### About this task
Please repeat all of the records, keeping every word unchanged.

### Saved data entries

────────────────────

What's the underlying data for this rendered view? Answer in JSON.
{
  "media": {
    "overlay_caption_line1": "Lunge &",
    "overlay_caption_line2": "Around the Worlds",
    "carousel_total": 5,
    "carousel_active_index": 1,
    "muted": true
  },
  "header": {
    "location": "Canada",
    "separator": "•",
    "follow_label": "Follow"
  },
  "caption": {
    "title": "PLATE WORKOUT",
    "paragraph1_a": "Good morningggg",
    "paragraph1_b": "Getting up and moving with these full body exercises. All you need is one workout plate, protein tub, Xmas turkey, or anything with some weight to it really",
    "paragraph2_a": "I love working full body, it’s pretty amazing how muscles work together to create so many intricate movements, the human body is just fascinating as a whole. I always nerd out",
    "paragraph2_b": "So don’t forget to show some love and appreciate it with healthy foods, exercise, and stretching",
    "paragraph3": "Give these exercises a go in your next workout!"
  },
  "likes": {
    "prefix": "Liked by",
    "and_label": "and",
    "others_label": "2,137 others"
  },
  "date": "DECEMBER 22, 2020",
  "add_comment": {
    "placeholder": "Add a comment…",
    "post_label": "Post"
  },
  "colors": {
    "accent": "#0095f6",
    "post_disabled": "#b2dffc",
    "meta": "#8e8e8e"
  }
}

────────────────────

### Task answer
What's the underlying data for this rendered view? Answer in JSON.
{
  "media": {
    "overlay_caption_line1": "Lunge &",
    "overlay_caption_line2": "Around the Worlds",
    "carousel_total": 5,
    "carousel_active_index": 1,
    "muted": true
  },
  "header": {
    "location": "Canada",
    "separator": "•",
    "follow_label": "Follow"
  },
  "caption": {
    "title": "PLATE WORKOUT",
    "paragraph1_a": "Good morningggg",
    "paragraph1_b": "Getting up and moving with these full body exercises. All you need is one workout plate, protein tub, Xmas turkey, or anything with some weight to it really",
    "paragraph2_a": "I love working full body, it’s pretty amazing how muscles work together to create so many intricate movements, the human body is just fascinating as a whole. I always nerd out",
    "paragraph2_b": "So don’t forget to show some love and appreciate it with healthy foods, exercise, and stretching",
    "paragraph3": "Give these exercises a go in your next workout!"
  },
  "likes": {
    "prefix": "Liked by",
    "and_label": "and",
    "others_label": "2,137 others"
  },
  "date": "DECEMBER 22, 2020",
  "add_comment": {
    "placeholder": "Add a comment…",
    "post_label": "Post"
  },
  "colors": {
    "accent": "#0095f6",
    "post_disabled": "#b2dffc",
    "meta": "#8e8e8e"
  }
}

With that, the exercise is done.